Q. You guys have had back-to-back top 10s now in your last two starts. Do you feel like you’ve kind of put the early problems behind you, and are you surprised that you’re 20th in points after five races?
RYAN NEWMAN: You know, with the two DNFs and you look at how some of the guys like Keselowski and Earnhardt have come out of the box with multiple top 5s and top 10s in the first five races, they make it even tougher on us. Our two DNFs at Phoenix and the engine failure from my missed shift at Las Vegas really put us in a hole, so the two races definitely helped out to know that we can be competitive at a place like Bristol where we ran seventh, California we ran 10th, and Daytona we ran fifth, to look at the differences in the racetracks that kind of gives us a little bit of perspective for the season to know that we’re versatile to go to different racetracks and we can be competitive as a driver, as a team and within the organization.
I look forward to Martinsville, but I just — those two DNFs really hurt us in the points. I’m not so much worried about being 20th or wherever we’re at as much as I am making sure that we keep the top 10 streak going and moving forward, and I think we can do that at Martinsville.
Q. Tony Stewart commented last year that it takes about five races into a Sprint Cup season to see which teams will show strength. Do you agree with that, and how do you feel now about your team’s efforts going into this race number six?
RYAN NEWMAN: I agree. I agree, especially this year with the new car. You take the first five races that we’ve had, they’re entirely different kinds of racetracks, and I think that that — when it comes to analyzing the start of your season and the performance of a team or organization, yes, the first five races give an indication of who’s done their homework and who’s coming out of the box strong, but it also tells you that for us this year, as far as the car goes, what the car has capabilities of and how it raced.
I’ve been pleasantly surprised.
Q. With five races in the books already this season, what is the No. 1 goal you made to improve yourself as a driver for the next 31?
RYAN NEWMAN: I can’t sit here and say that I’ve got one goal to be better. I think that we’ve done well for a new team with the 39 guys and our Quicken Loans Chevrolet to be as good as we are this year with a bunch of actually new guys that are really new to their roles and new to the Sprint Cup Series for that matter.
I’m proud of what Matt Borland has put together as a team, and we’ve got three top 10s in five races, albeit two DNFs, but our ultimate goal I would say would be to have zero DNFs for the next 31 because it’s going to take zero DNFs in the last 10 to be a champion.
Q. You had last weekend off.
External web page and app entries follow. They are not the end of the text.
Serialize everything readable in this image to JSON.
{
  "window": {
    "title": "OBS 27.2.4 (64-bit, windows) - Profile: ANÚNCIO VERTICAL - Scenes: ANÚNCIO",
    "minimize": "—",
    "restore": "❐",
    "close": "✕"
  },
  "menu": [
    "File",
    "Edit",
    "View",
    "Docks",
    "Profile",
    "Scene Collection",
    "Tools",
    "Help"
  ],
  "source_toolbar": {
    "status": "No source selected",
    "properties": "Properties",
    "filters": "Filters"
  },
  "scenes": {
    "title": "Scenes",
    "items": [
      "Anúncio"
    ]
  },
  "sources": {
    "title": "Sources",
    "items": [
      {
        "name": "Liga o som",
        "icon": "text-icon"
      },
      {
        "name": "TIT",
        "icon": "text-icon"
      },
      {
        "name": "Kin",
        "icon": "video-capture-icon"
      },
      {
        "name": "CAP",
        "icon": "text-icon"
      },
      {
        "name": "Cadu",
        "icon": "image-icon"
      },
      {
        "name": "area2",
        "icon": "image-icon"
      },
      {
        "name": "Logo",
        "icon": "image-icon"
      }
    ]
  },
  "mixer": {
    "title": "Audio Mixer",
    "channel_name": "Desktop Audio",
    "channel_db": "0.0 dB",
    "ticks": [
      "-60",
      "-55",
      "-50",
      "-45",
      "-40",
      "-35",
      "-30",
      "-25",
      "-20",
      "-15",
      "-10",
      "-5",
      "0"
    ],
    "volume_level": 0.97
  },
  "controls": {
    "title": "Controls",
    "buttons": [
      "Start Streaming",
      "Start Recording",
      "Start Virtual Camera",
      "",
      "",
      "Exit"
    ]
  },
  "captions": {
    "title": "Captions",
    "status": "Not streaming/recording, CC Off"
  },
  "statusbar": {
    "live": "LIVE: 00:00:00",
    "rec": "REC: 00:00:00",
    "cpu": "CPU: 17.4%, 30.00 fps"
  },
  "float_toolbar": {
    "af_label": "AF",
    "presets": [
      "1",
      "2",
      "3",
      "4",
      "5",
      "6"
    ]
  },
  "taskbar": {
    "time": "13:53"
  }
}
What are some of the things as a driver you go over with the crew that you wouldn’t have time to do during a race week?
RYAN NEWMAN: Just some of the things that — they’ve taken some time off, too, so it’s good for us to kind of separate ourselves from the things that we love with respect to racing and enjoy some family time and enjoy some time away doing something a little bit different.
But for us it’ll be getting back towards racing and talking about Martinsville, and like I was talking to my crew chief Matt today already about Texas. We’re already thinking about Martinsville, but we’re already thinking about Texas, as well, as far as some things we can try on the intermediate tracks to make our Quicken Loans Chevrolet even faster.
– Photo courtesy of Getty Images for NASCAR